And while I find it cool and great for most people to be able to express their joy, the way they are, it’s really not my cup of tea at all. Being in big crowds freaks me out, sticking around with flamboyant guys slowly drains me out of energy so much that the only thing I want to do is go back to my flat and crawl into my bed.

While the extroverts may find it useful to be quite flamboyant, go march and things like that, I prefer to change minds by writing, talking, engaging with people in a one-to-one way, not in those kinds of celebrations. Thanks (again) to the Internet, I’ve found that I wasn’t the only one feeling this way (see here, and here, or even here), and even found virtual places with like-minded people (here goes to Gaybros & Gaymers) as the physical ones were impossible to find.

What I want to point out here is the fact that being an introvert doesn’t prevent me to defend LGBT rights, I only do it my own way, and perhaps in a more quiet but nonetheless powerful one (Hint : introvert is quite different from shy, even if sometimes they go hand in hand, it’s not always the case.) and it seems I’m not the only one (heck, even porn stars are ! Or have a look at Tim Cook.).

Finding love thanks to the Internet

“Perhaps social media affords us the control we lack in real life socializing: the screen as a barrier between us and the world.”
Susan Cain — Quiet

I’ve been told again and again that I should “go out and meet people”, go into those bars, those parties, … Thanks, but no thanks. First those places make me feel awkward as I’m unable to speak or hear other people, second I’m really not gifted at mixing and mingling with people when there’s like a hundred around.

Growing up and discovering I was gay, it was also easier for me to find informations in books instead of the bars, where I couldn’t relate to all those flamboyant and loudy guys. It’s through books I discovered I was not the only one, through books I understood my attraction, through books again I discovered like-minded peoples.

That’s also why I’m using the Internet and applications to find, connect and meet people. Because it gives me a space to express myself, because it allows me to start conversation in a calm and different way. While some website and apps are really agressive and, for me, present the same problems the gay places have (being pretty agressive and straight forward), I fell in love with OkCupid, which allowed me to speak about what I love and meet like-minded people.

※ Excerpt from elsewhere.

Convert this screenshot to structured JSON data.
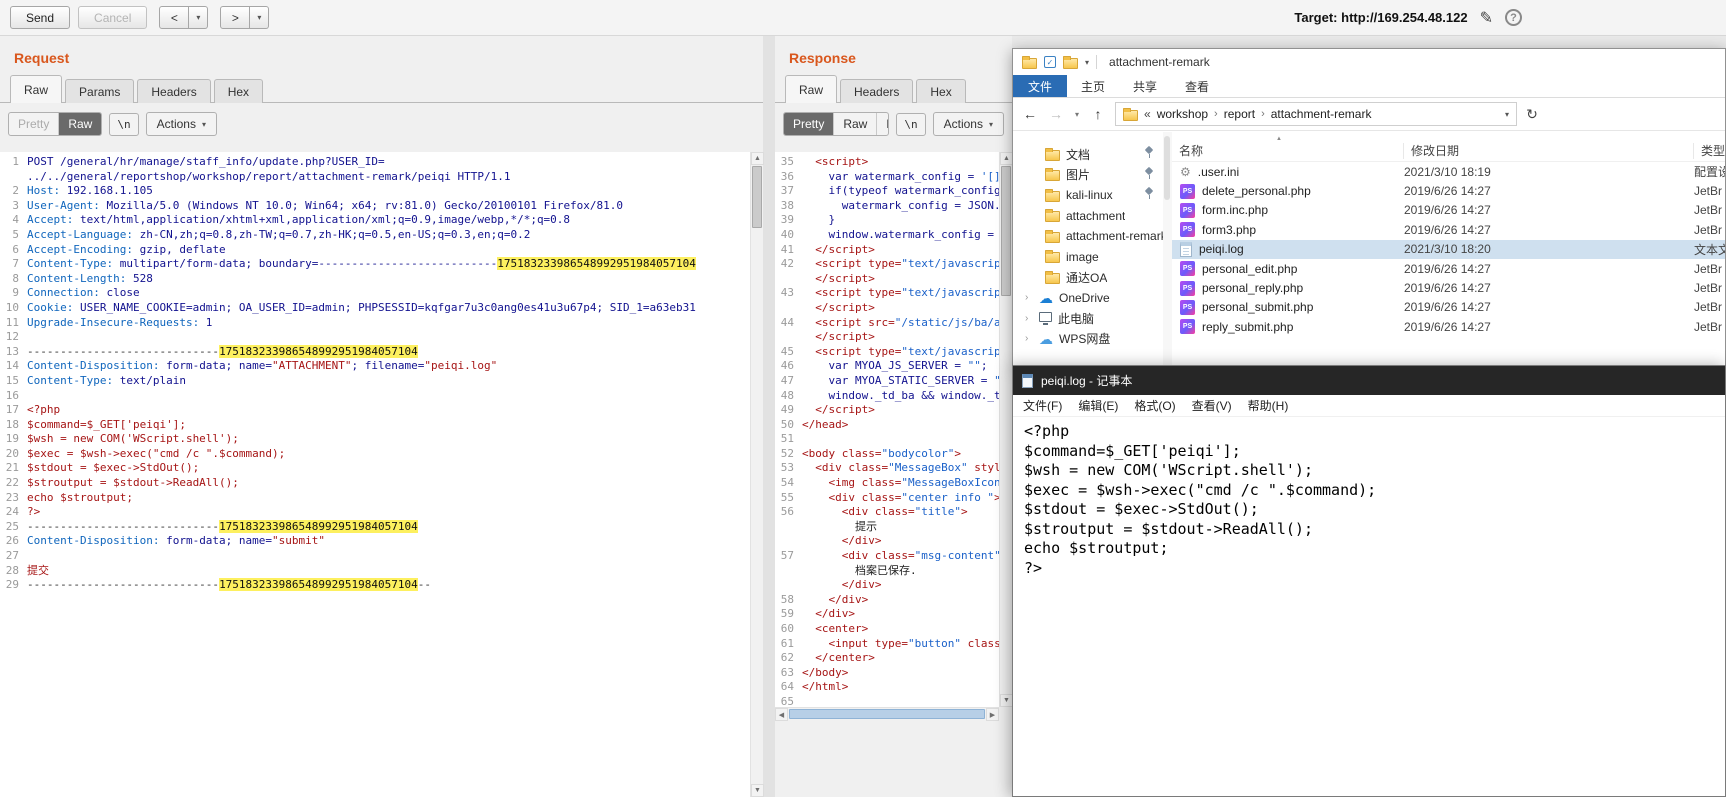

Even found my boyfriend there (kudos OkCupid !).

Being introvert also brings its troubles and fights (but well, what doesn’t?), and while I enjoy going out with some friends, it’s also difficult to explain that it can wear me out, or that I prefer having a drink at home with some friends than going to the super-fancy-nightclub surrounded by half naked bodies. But as you can see here, it’s something that is discussed more and more (want more advice on how to deal with introverts ? hint hint!).

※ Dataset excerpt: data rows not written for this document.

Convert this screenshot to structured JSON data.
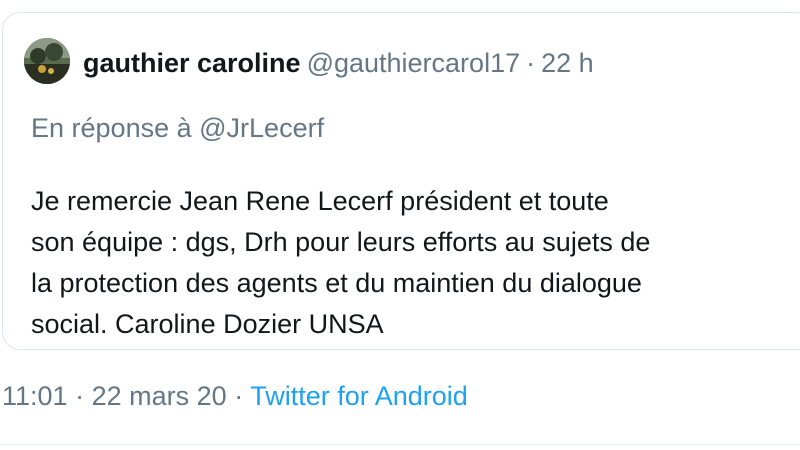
{
  "tweet": {
    "author": {
      "name": "gauthier caroline",
      "handle": "@gauthiercarol17",
      "avatar_icon": "profile-photo-avatar"
    },
    "separator": "·",
    "time_ago": "22 h",
    "reply": {
      "prefix": "En réponse à",
      "mention": "@JrLecerf"
    },
    "text_lines": [
      "Je remercie Jean Rene Lecerf président et toute",
      "son équipe : dgs, Drh pour leurs efforts au sujets de",
      "la protection des agents et du maintien du dialogue",
      "social. Caroline Dozier UNSA"
    ]
  },
  "meta": {
    "time": "11:01",
    "date": "22 mars 20",
    "separator": "·",
    "client": "Twitter for Android"
  },
  "colors": {
    "text": "#14171a",
    "secondary": "#657786",
    "link": "#1da1f2",
    "border": "#dfe5ea"
  }
}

The problem doesn’t find its roots within the internet or the apps, but definitely within the fact that we transformed every single gay place into a giant glittery beat box, where introverted ones are purely excluded (except at the cost of great lenghts and expenses), therefore killing every single space left for introverts.

Being truly inclusive

“In a universal church, there should be room for the un-gregarious.”
Susan Cain — Quiet

So I’m wondering more and more how we could all find places for everyone in the LGBT world. While the acronym grows bigger and bigger (last time I’ve checked it was something like that : LGBTQQIAAP), it could be nice to find a way to also includethe introvert part of the LGBT population by provide quiet times, or quiet places; the aim being not at all to avoid social contact, but on the contrary to provide something different, some space where it could, in the end, be possible to be more social than what we currently have. Just in a different way.

I’m still thinking about what could be achieved, but Ineeded to write this down. Because I know I’m not the only one, and I’m sure it’s possible to find a place for everyone and to allow everyone to socialize outside of the virtual circle. Maybe we can give it a try?